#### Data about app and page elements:
——————————
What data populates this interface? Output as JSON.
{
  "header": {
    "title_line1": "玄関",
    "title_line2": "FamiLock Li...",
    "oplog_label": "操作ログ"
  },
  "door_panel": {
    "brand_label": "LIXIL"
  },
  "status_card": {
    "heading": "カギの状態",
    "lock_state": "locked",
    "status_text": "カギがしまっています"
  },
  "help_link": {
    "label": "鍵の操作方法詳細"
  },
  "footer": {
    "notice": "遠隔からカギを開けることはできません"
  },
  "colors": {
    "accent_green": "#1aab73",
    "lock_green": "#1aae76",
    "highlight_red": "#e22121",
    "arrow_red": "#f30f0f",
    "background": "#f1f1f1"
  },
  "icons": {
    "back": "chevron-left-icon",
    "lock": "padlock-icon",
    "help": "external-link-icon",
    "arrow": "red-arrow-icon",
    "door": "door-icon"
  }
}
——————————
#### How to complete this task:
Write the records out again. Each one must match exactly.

#### Answer for this exercise:
What data populates this interface? Output as JSON.
{
  "header": {
    "title_line1": "玄関",
    "title_line2": "FamiLock Li...",
    "oplog_label": "操作ログ"
  },
  "door_panel": {
    "brand_label": "LIXIL"
  },
  "status_card": {
    "heading": "カギの状態",
    "lock_state": "locked",
    "status_text": "カギがしまっています"
  },
  "help_link": {
    "label": "鍵の操作方法詳細"
  },
  "footer": {
    "notice": "遠隔からカギを開けることはできません"
  },
  "colors": {
    "accent_green": "#1aab73",
    "lock_green": "#1aae76",
    "highlight_red": "#e22121",
    "arrow_red": "#f30f0f",
    "background": "#f1f1f1"
  },
  "icons": {
    "back": "chevron-left-icon",
    "lock": "padlock-icon",
    "help": "external-link-icon",
    "arrow": "red-arrow-icon",
    "door": "door-icon"
  }
}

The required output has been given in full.